━━━━━ Entries provided
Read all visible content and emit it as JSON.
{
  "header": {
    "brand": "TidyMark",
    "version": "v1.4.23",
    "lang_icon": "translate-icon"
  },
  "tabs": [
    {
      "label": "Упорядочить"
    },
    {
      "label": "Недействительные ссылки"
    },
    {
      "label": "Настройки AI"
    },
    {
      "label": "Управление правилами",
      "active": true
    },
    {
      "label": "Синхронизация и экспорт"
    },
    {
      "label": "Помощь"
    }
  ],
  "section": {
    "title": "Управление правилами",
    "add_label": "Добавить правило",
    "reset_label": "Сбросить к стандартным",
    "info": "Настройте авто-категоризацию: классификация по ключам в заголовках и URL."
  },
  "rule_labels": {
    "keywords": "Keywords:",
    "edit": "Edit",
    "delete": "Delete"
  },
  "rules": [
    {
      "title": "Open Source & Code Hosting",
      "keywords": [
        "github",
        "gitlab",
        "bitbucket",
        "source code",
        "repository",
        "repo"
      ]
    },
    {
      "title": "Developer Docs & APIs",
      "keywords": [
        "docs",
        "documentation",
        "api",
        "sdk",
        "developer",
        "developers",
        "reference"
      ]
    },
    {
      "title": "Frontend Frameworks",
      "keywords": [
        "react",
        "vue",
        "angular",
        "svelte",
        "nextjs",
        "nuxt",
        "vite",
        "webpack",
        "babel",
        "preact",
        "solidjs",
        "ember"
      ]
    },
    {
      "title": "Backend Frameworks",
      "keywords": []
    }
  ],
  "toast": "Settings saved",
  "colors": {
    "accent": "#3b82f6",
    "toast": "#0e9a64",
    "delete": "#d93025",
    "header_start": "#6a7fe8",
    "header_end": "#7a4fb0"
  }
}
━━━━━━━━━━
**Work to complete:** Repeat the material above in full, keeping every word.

**Answer section:**
Read all visible content and emit it as JSON.
{
  "header": {
    "brand": "TidyMark",
    "version": "v1.4.23",
    "lang_icon": "translate-icon"
  },
  "tabs": [
    {
      "label": "Упорядочить"
    },
    {
      "label": "Недействительные ссылки"
    },
    {
      "label": "Настройки AI"
    },
    {
      "label": "Управление правилами",
      "active": true
    },
    {
      "label": "Синхронизация и экспорт"
    },
    {
      "label": "Помощь"
    }
  ],
  "section": {
    "title": "Управление правилами",
    "add_label": "Добавить правило",
    "reset_label": "Сбросить к стандартным",
    "info": "Настройте авто-категоризацию: классификация по ключам в заголовках и URL."
  },
  "rule_labels": {
    "keywords": "Keywords:",
    "edit": "Edit",
    "delete": "Delete"
  },
  "rules": [
    {
      "title": "Open Source & Code Hosting",
      "keywords": [
        "github",
        "gitlab",
        "bitbucket",
        "source code",
        "repository",
        "repo"
      ]
    },
    {
      "title": "Developer Docs & APIs",
      "keywords": [
        "docs",
        "documentation",
        "api",
        "sdk",
        "developer",
        "developers",
        "reference"
      ]
    },
    {
      "title": "Frontend Frameworks",
      "keywords": [
        "react",
        "vue",
        "angular",
        "svelte",
        "nextjs",
        "nuxt",
        "vite",
        "webpack",
        "babel",
        "preact",
        "solidjs",
        "ember"
      ]
    },
    {
      "title": "Backend Frameworks",
      "keywords": []
    }
  ],
  "toast": "Settings saved",
  "colors": {
    "accent": "#3b82f6",
    "toast": "#0e9a64",
    "delete": "#d93025",
    "header_start": "#6a7fe8",
    "header_end": "#7a4fb0"
  }
}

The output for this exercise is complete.